Ecosystems around the world are at risk of critical transitions due to increasing anthropogenic pressures and climate change. Yet it is unclear where the risks are higher or where in the world ecosystems are more vulnerable. Here I measure resilience of primary productivity proxies for marine and terrestrial ecosystems globally. Up to 29% of global terrestrial ecosystem, and 24% marine ones, show symptoms of resilience loss. These symptoms are shown in all biomes, but Arctic tundra and boreal forest are the most affected, as well as the Indian Ocean and Eastern Pacific. Although the results are likely an underestimation, they enable the identification of risk areas as well as the potential synchrony of some transitions, helping prioritize areas for management interventions and conservation.
When ecosystems are closed to tipping points or potential critical transitions, they leave statistical signatures on time series know as critical slowing down. It means that they take more time to recover after disturbances, leading to an increase in variance and autocorrelation. In this paper I applied known early warning signals of critical transitions, and complement them with critical speeding up and fractal dimensions to remote sensing data of primary productivity of ecosystems in land and oceans.
Seeing from space, primary productivity is the pulse of life in the biosphere and is typically measured as carbon stored in plants and phytoplankton. The dataset is imperfect and perhaps too short to capture long term dynamics, but to date it is the best observational record we have.
About a third of the terrestrial ecosystems, and about a quarter of the oceans are showing symptoms of resilience loss.
The two maps above shows in darker colours the areas where resilience loss is detected. I hope these results helps business, cities, and nations identify priority areas for management. The spatial resolution might help design land and sea use plans that take ecological vulnerability into account, for example by reducing pressures or encouraging uses that diversify the set of ecosystem services expected from ecosystems. Multifunctional landscapes can have productivity (e.g agriculture) while safeguarding some levels of ecological integrity through corridors or areas used for recreation. Companies could use these maps to re-evaluate where do they get they primary resources from and decide on relocation or alternatives for outsourcing. No matter the scale, we all have a role to play in caring for ecosystems resilience and maintaining their ability to provide the ecosystem services we all depend on.

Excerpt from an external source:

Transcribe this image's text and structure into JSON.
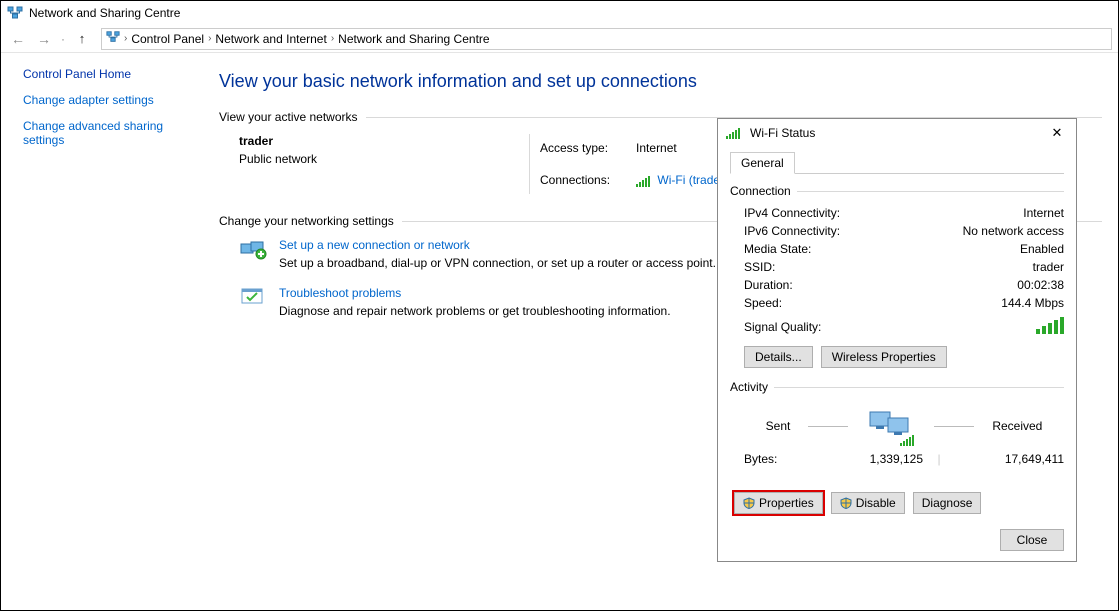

It is a fairly technical paper, but I did my best to make the read as clear and enjoyable as possible. I hope you enjoy it despite the technicalities. And please reach out if you have any questions or want to learn more about it.